The famous landmark in Phuentsholing town, the Zangtopelri park, is currently getting a major facelift with the government having earmarked Nu 3.7mn for its renovation and beautification.
Popular among both the locals and tourists alike, the Zangtopelri park was built in 1990 as a place of worship and relaxation.
The renovation work started in April this year and it will be completed by this month.
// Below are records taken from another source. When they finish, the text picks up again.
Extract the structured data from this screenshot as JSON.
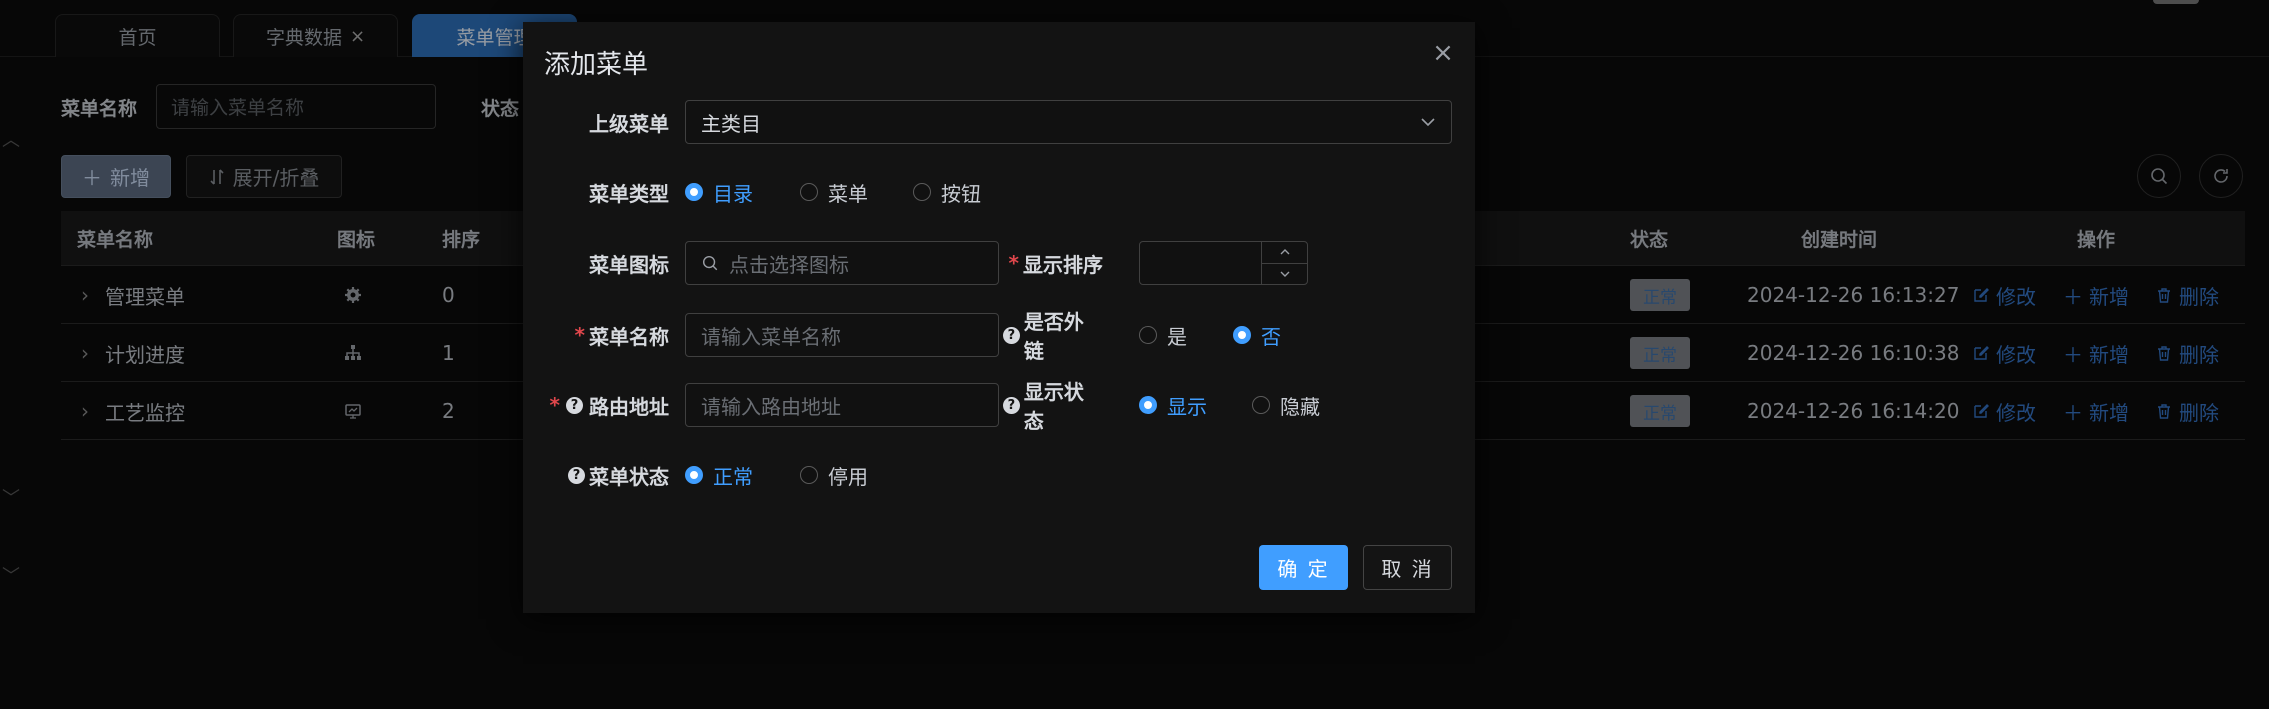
{
  "tabs": [
    {
      "label": "首页"
    },
    {
      "label": "字典数据",
      "closable": "×"
    },
    {
      "label": "菜单管理",
      "active": true
    }
  ],
  "search": {
    "name_label": "菜单名称",
    "name_placeholder": "请输入菜单名称",
    "status_label": "状态"
  },
  "toolbar": {
    "add_label": "新增",
    "expand_label": "展开/折叠"
  },
  "table": {
    "headers": {
      "name": "菜单名称",
      "icon": "图标",
      "order": "排序",
      "status": "状态",
      "created": "创建时间",
      "ops": "操作"
    },
    "rows": [
      {
        "name": "管理菜单",
        "icon": "gear-icon",
        "order": "0",
        "status": "正常",
        "created": "2024-12-26 16:13:27"
      },
      {
        "name": "计划进度",
        "icon": "org-tree-icon",
        "order": "1",
        "status": "正常",
        "created": "2024-12-26 16:10:38"
      },
      {
        "name": "工艺监控",
        "icon": "monitor-icon",
        "order": "2",
        "status": "正常",
        "created": "2024-12-26 16:14:20"
      }
    ],
    "op_edit": "修改",
    "op_add": "新增",
    "op_delete": "删除"
  },
  "dialog": {
    "title": "添加菜单",
    "parent_label": "上级菜单",
    "parent_value": "主类目",
    "type_label": "菜单类型",
    "type_options": [
      "目录",
      "菜单",
      "按钮"
    ],
    "type_selected": "目录",
    "icon_label": "菜单图标",
    "icon_placeholder": "点击选择图标",
    "order_label": "显示排序",
    "order_value": "",
    "name_label": "菜单名称",
    "name_placeholder": "请输入菜单名称",
    "external_label": "是否外链",
    "external_options": [
      "是",
      "否"
    ],
    "external_selected": "否",
    "path_label": "路由地址",
    "path_placeholder": "请输入路由地址",
    "visible_label": "显示状态",
    "visible_options": [
      "显示",
      "隐藏"
    ],
    "visible_selected": "显示",
    "status_label": "菜单状态",
    "status_options": [
      "正常",
      "停用"
    ],
    "status_selected": "正常",
    "ok_label": "确 定",
    "cancel_label": "取 消"
  },
  "colors": {
    "primary": "#409eff",
    "required": "#e0474c",
    "tab_active": "#2d6fb8"
  }
}
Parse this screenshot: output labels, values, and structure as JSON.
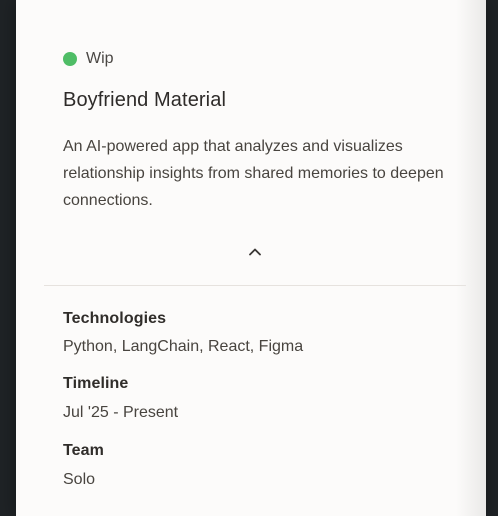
{
  "card": {
    "status": {
      "label": "Wip",
      "color": "#4fbd66"
    },
    "title": "Boyfriend Material",
    "description": "An AI-powered app that analyzes and visualizes relationship insights from shared memories to deepen connections.",
    "collapse_icon": "chevron-up-icon",
    "details": {
      "technologies": {
        "label": "Technologies",
        "value": "Python, LangChain, React, Figma"
      },
      "timeline": {
        "label": "Timeline",
        "value": "Jul '25 - Present"
      },
      "team": {
        "label": "Team",
        "value": "Solo"
      }
    }
  }
}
The work package includes construction of new gates, stone wall and a footpath, along with compound lighting and painting.
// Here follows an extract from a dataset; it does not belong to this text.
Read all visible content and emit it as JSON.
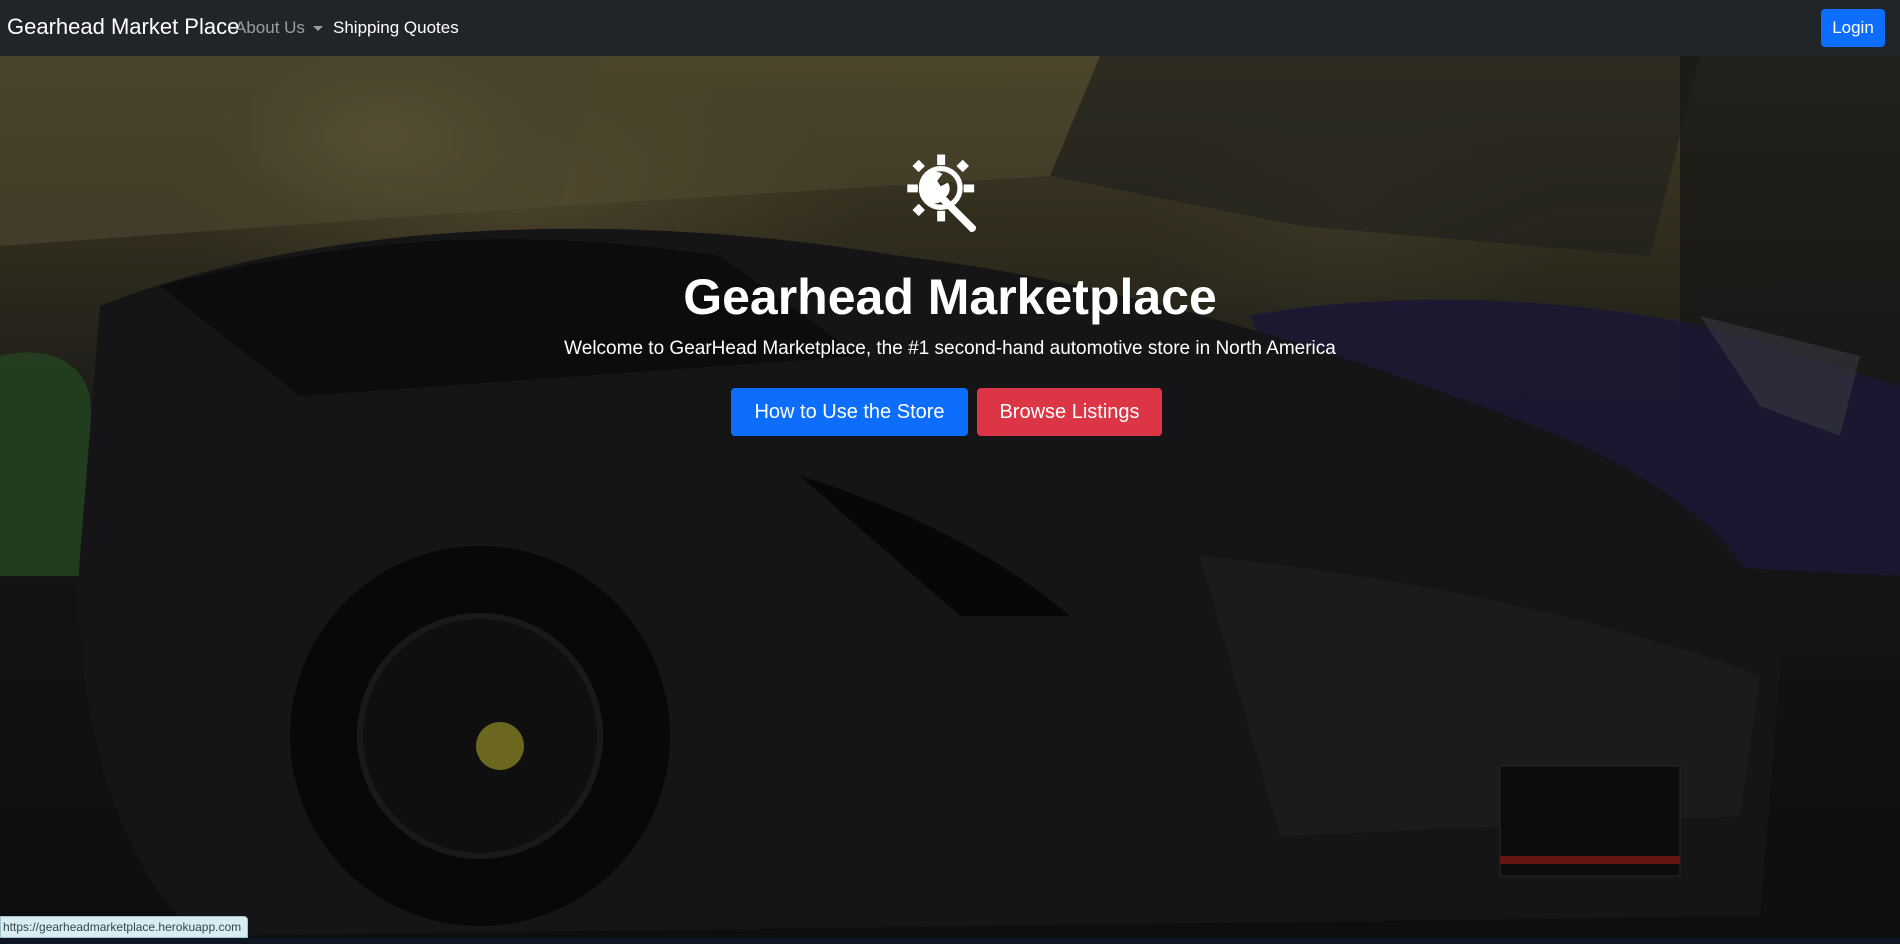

The contractor of the project, Tashi Choda, said almost 70% of the work is completed, however, due to the ongoing pandemic, getting manpower has been a challenge.
“Currently I am working with 14 Bhutanese as getting Indian laborers is impossible due to the border seal, not to mention the difficulty in getting construction materials on time which bring the work to a grinding halt,” he said, adding that it takes at least a week for the materials to arrive.
Talking to Business Bhutan, Phuentsholing Thrompon Uttar Kumar Rai acknowledged how many things around Phuentsholing town have changed or been modified over the years, but so little was done to refurbish the Zangtopelri park.
“Therefore the Thromde decided to outsource the execution of the work to a private contractor for Nu 3.74mn,” he said, “The renovation will add good features to the old structure and facelift the whole area to further beautify our city.”
Further, he added the deadline of the project may get extended as the work progress was hampered by the prolonged lockdown in Phuentsholing following the explosion of positive cases earlier this year.
“The impact of frequent lockdowns hindered the work progress along with the difficulty in getting skilled foreign laborers, which has compromised the quality of work in many cases,” he said.
He feels once the renovation is completed, the Zangtopelri park will look stunning with new cladding boundary walls, better footpaths and traditional paintings, along with the installation of bright compound lightings and new Bhutanese architectural gates.
He also explained how the core area of Phuentsholing town is unplanned and developed haphazardly, while surrounded by dilapidated structures.
“To further improve the area’s appearance and to make it more livable for the residents, the Thromde has come up with an urban design concept plan which will be executed in a phased manner considering the availability of resources and feasibility of the areas,” he added.
Sonam Tashi from Phuentsholing